There are several ways to verify ownership. For properties, the easiest is by driver’s license. If the driver’s license has the home / property address, we’re free to open the home. If it doesn’t, a piece of mail, or other document, with the customers name and address, can be used to verify that they have access to the property. When that isn’t available, a good local locksmith will check county records for ownership information. We’ve never had a case where one of the above were not available.
For automobiles it can be a bit trickier. The title or registration are the two most common ways we verify. We also accept a current insurance document showing the customers name. If those aren’t available, then the owner needs to be present. If you are driving someone else’s car, they need to send us verification information as previously mentioned, a photo I.D. and a signed letter authorizing us to open the vehicle for someone else.
How do Locksmiths Rekey Locks
Rekeying locks is the process of changing the key that opens it. So if you’ve bought a home, you can rekey the locks so that the old owners (or their nephews, neighbors, etc…) won’t have a working key to the house.
In the photo of the lock cylinder, home locks (those that can be rekeyed) are a pin-based system. Lock cylinders have top pins and bottom pins. When the current key is inserted into the lock, the top and bottom pins line up to form a shear line moving across the cylinder and the cylinder can spin with the correct key (as illustrated by the line between the blue and red pins).

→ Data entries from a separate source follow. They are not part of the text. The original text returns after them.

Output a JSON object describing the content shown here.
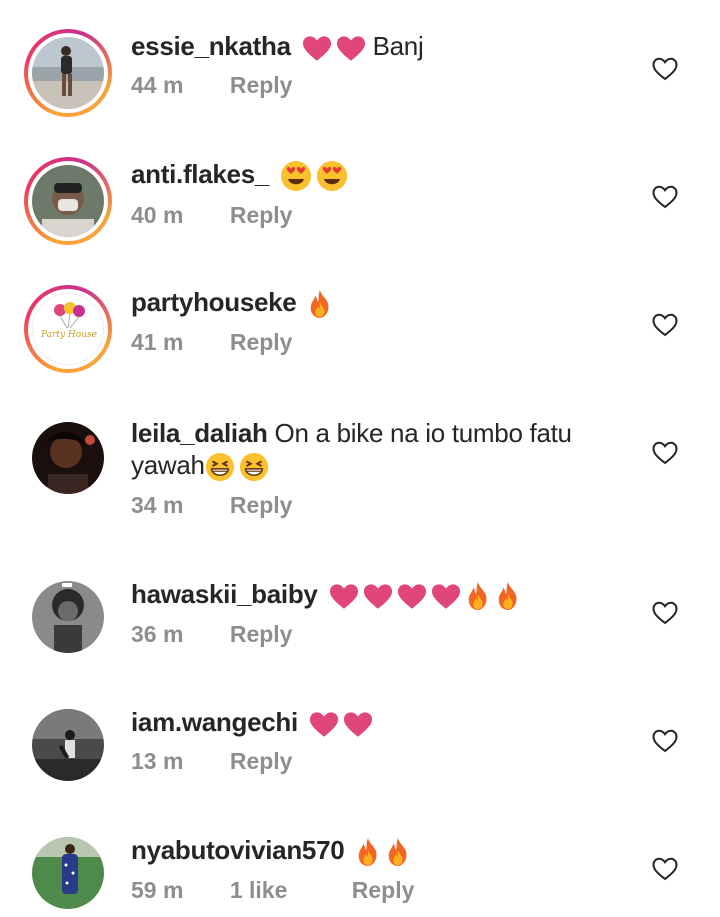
{
  "comments": [
    {
      "username": "essie_nkatha",
      "text": "Banj",
      "time": "44 m",
      "reply": "Reply"
    },
    {
      "username": "anti.flakes_",
      "text": "",
      "time": "40 m",
      "reply": "Reply"
    },
    {
      "username": "partyhouseke",
      "text": "",
      "time": "41 m",
      "reply": "Reply",
      "avatar_text": "Party House"
    },
    {
      "username": "leila_daliah",
      "text": "On a bike na io tumbo fatu",
      "text2": "yawah",
      "time": "34 m",
      "reply": "Reply"
    },
    {
      "username": "hawaskii_baiby",
      "text": "",
      "time": "36 m",
      "reply": "Reply"
    },
    {
      "username": "iam.wangechi",
      "text": "",
      "time": "13 m",
      "reply": "Reply"
    },
    {
      "username": "nyabutovivian570",
      "text": "",
      "time": "59 m",
      "likes": "1 like",
      "reply": "Reply"
    }
  ],
  "icons": {
    "like": "heart-outline-icon",
    "pink_heart": "pink-heart-emoji",
    "fire": "fire-emoji",
    "heart_eyes": "heart-eyes-emoji",
    "grin": "grinning-squint-emoji"
  },
  "colors": {
    "pink_heart": "#e0457b",
    "story_ring": "#e1306c",
    "meta": "#8e8e8e",
    "fire": "#f7931e"
  }
}
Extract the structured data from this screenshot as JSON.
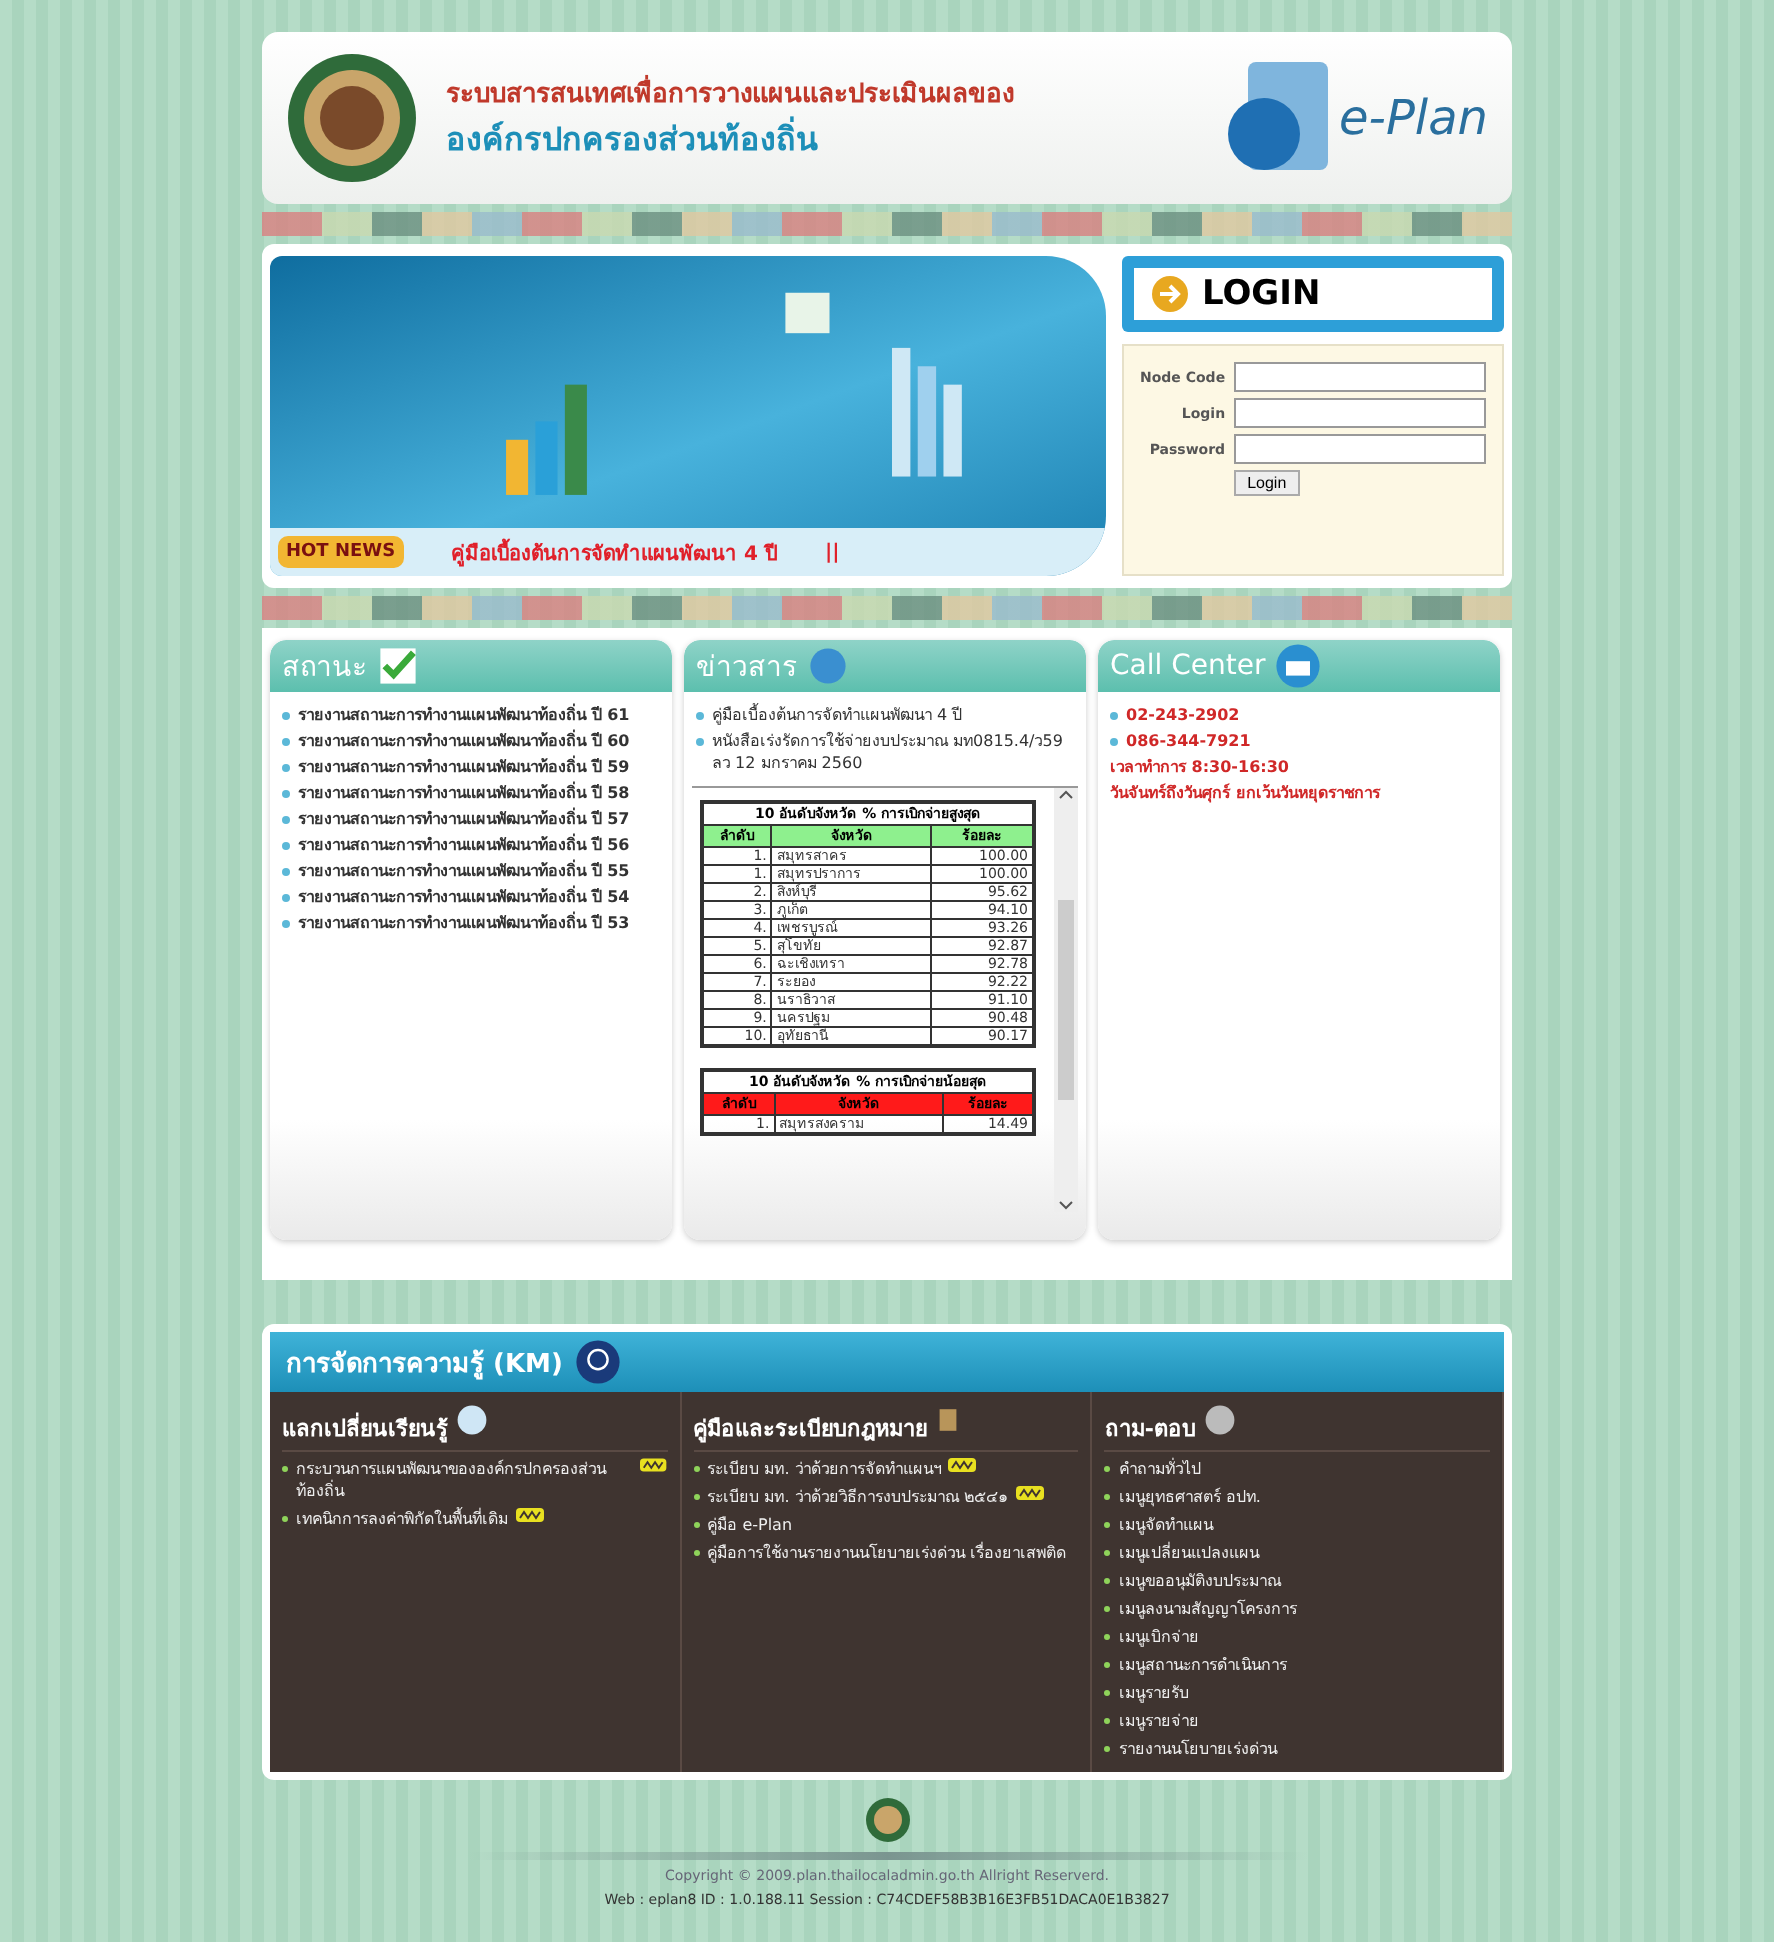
{
  "header": {
    "title_line1": "ระบบสารสนเทศเพื่อการวางแผนและประเมินผลของ",
    "title_line2": "องค์กรปกครองส่วนท้องถิ่น",
    "logo_text": "e-Plan"
  },
  "hot_news": {
    "badge": "HOT NEWS",
    "text": "คู่มือเบื้องต้นการจัดทำแผนพัฒนา 4 ปี",
    "separator": "||"
  },
  "login": {
    "title": "LOGIN",
    "fields": [
      {
        "label": "Node Code"
      },
      {
        "label": "Login"
      },
      {
        "label": "Password"
      }
    ],
    "button": "Login"
  },
  "status_panel": {
    "title": "สถานะ",
    "items": [
      {
        "text": "รายงานสถานะการทำงานแผนพัฒนาท้องถิ่น ปี 61"
      },
      {
        "text": "รายงานสถานะการทำงานแผนพัฒนาท้องถิ่น ปี 60"
      },
      {
        "text": "รายงานสถานะการทำงานแผนพัฒนาท้องถิ่น ปี 59"
      },
      {
        "text": "รายงานสถานะการทำงานแผนพัฒนาท้องถิ่น ปี 58"
      },
      {
        "text": "รายงานสถานะการทำงานแผนพัฒนาท้องถิ่น ปี 57"
      },
      {
        "text": "รายงานสถานะการทำงานแผนพัฒนาท้องถิ่น ปี 56"
      },
      {
        "text": "รายงานสถานะการทำงานแผนพัฒนาท้องถิ่น ปี 55"
      },
      {
        "text": "รายงานสถานะการทำงานแผนพัฒนาท้องถิ่น ปี 54"
      },
      {
        "text": "รายงานสถานะการทำงานแผนพัฒนาท้องถิ่น ปี 53"
      }
    ]
  },
  "news_panel": {
    "title": "ข่าวสาร",
    "items": [
      {
        "text": "คู่มือเบื้องต้นการจัดทำแผนพัฒนา 4 ปี"
      },
      {
        "text": "หนังสือเร่งรัดการใช้จ่ายงบประมาณ มท0815.4/ว59 ลว 12 มกราคม 2560"
      }
    ],
    "tables": [
      {
        "kind": "top",
        "title": "10 อันดับจังหวัด % การเบิกจ่ายสูงสุด",
        "columns": [
          "ลำดับ",
          "จังหวัด",
          "ร้อยละ"
        ],
        "rows": [
          [
            "1.",
            "สมุทรสาคร",
            "100.00"
          ],
          [
            "1.",
            "สมุทรปราการ",
            "100.00"
          ],
          [
            "2.",
            "สิงห์บุรี",
            "95.62"
          ],
          [
            "3.",
            "ภูเก็ต",
            "94.10"
          ],
          [
            "4.",
            "เพชรบูรณ์",
            "93.26"
          ],
          [
            "5.",
            "สุโขทัย",
            "92.87"
          ],
          [
            "6.",
            "ฉะเชิงเทรา",
            "92.78"
          ],
          [
            "7.",
            "ระยอง",
            "92.22"
          ],
          [
            "8.",
            "นราธิวาส",
            "91.10"
          ],
          [
            "9.",
            "นครปฐม",
            "90.48"
          ],
          [
            "10.",
            "อุทัยธานี",
            "90.17"
          ]
        ]
      },
      {
        "kind": "bottom",
        "title": "10 อันดับจังหวัด % การเบิกจ่ายน้อยสุด",
        "columns": [
          "ลำดับ",
          "จังหวัด",
          "ร้อยละ"
        ],
        "rows": [
          [
            "1.",
            "สมุทรสงคราม",
            "14.49"
          ]
        ]
      }
    ]
  },
  "call_center": {
    "title": "Call Center",
    "phones": [
      "02-243-2902",
      "086-344-7921"
    ],
    "hours": "เวลาทำการ 8:30-16:30",
    "days": "วันจันทร์ถึงวันศุกร์ ยกเว้นวันหยุดราชการ"
  },
  "km": {
    "title": "การจัดการความรู้ (KM)",
    "sections": [
      {
        "kind": "exchange",
        "title": "แลกเปลี่ยนเรียนรู้",
        "items": [
          {
            "text": "กระบวนการแผนพัฒนาขององค์กรปกครองส่วนท้องถิ่น",
            "is_new": true
          },
          {
            "text": "เทคนิกการลงค่าพิกัดในพื้นที่เดิม",
            "is_new": true
          }
        ]
      },
      {
        "kind": "manual",
        "title": "คู่มือและระเบียบกฎหมาย",
        "items": [
          {
            "text": "ระเบียบ มท. ว่าด้วยการจัดทำแผนฯ",
            "is_new": true
          },
          {
            "text": "ระเบียบ มท. ว่าด้วยวิธีการงบประมาณ ๒๕๔๑",
            "is_new": true
          },
          {
            "text": "คู่มือ e-Plan",
            "is_new": false
          },
          {
            "text": "คู่มือการใช้งานรายงานนโยบายเร่งด่วน เรื่องยาเสพติด",
            "is_new": false
          }
        ]
      },
      {
        "kind": "faq",
        "title": "ถาม-ตอบ",
        "items": [
          {
            "text": "คำถามทั่วไป",
            "is_new": false
          },
          {
            "text": "เมนูยุทธศาสตร์ อปท.",
            "is_new": false
          },
          {
            "text": "เมนูจัดทำแผน",
            "is_new": false
          },
          {
            "text": "เมนูเปลี่ยนแปลงแผน",
            "is_new": false
          },
          {
            "text": "เมนูขออนุมัติงบประมาณ",
            "is_new": false
          },
          {
            "text": "เมนูลงนามสัญญาโครงการ",
            "is_new": false
          },
          {
            "text": "เมนูเบิกจ่าย",
            "is_new": false
          },
          {
            "text": "เมนูสถานะการดำเนินการ",
            "is_new": false
          },
          {
            "text": "เมนูรายรับ",
            "is_new": false
          },
          {
            "text": "เมนูรายจ่าย",
            "is_new": false
          },
          {
            "text": "รายงานนโยบายเร่งด่วน",
            "is_new": false
          }
        ]
      }
    ]
  },
  "footer": {
    "copyright": "Copyright © 2009.plan.thailocaladmin.go.th Allright Reserverd.",
    "session": "Web : eplan8  ID : 1.0.188.11  Session : C74CDEF58B3B16E3FB51DACA0E1B3827"
  }
}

Little Known Fact: the process of picking the lock is much the same. Through manipulation with a lock pick the pins can be made to align and the lock cylinder spun open.
When we rekey a lock, we remove the cylinder with a special tool and replace the bottom pins with a new set of pins. Changing the length of the pins changes the key cuts necessary to create the shear line.
Thus, we can change the key used to open the lock. Locks can be made to be open with several different keys. Check out our Master Rekeying Overview.
The one exception to all this is the new SmartKey Locks by Kwikset. They use a wafer based system and are rekeyable by the home owner so long as the current key is still available. We sell a kit that let’s homeowners rekey Kwikset Smart Key locks themselves.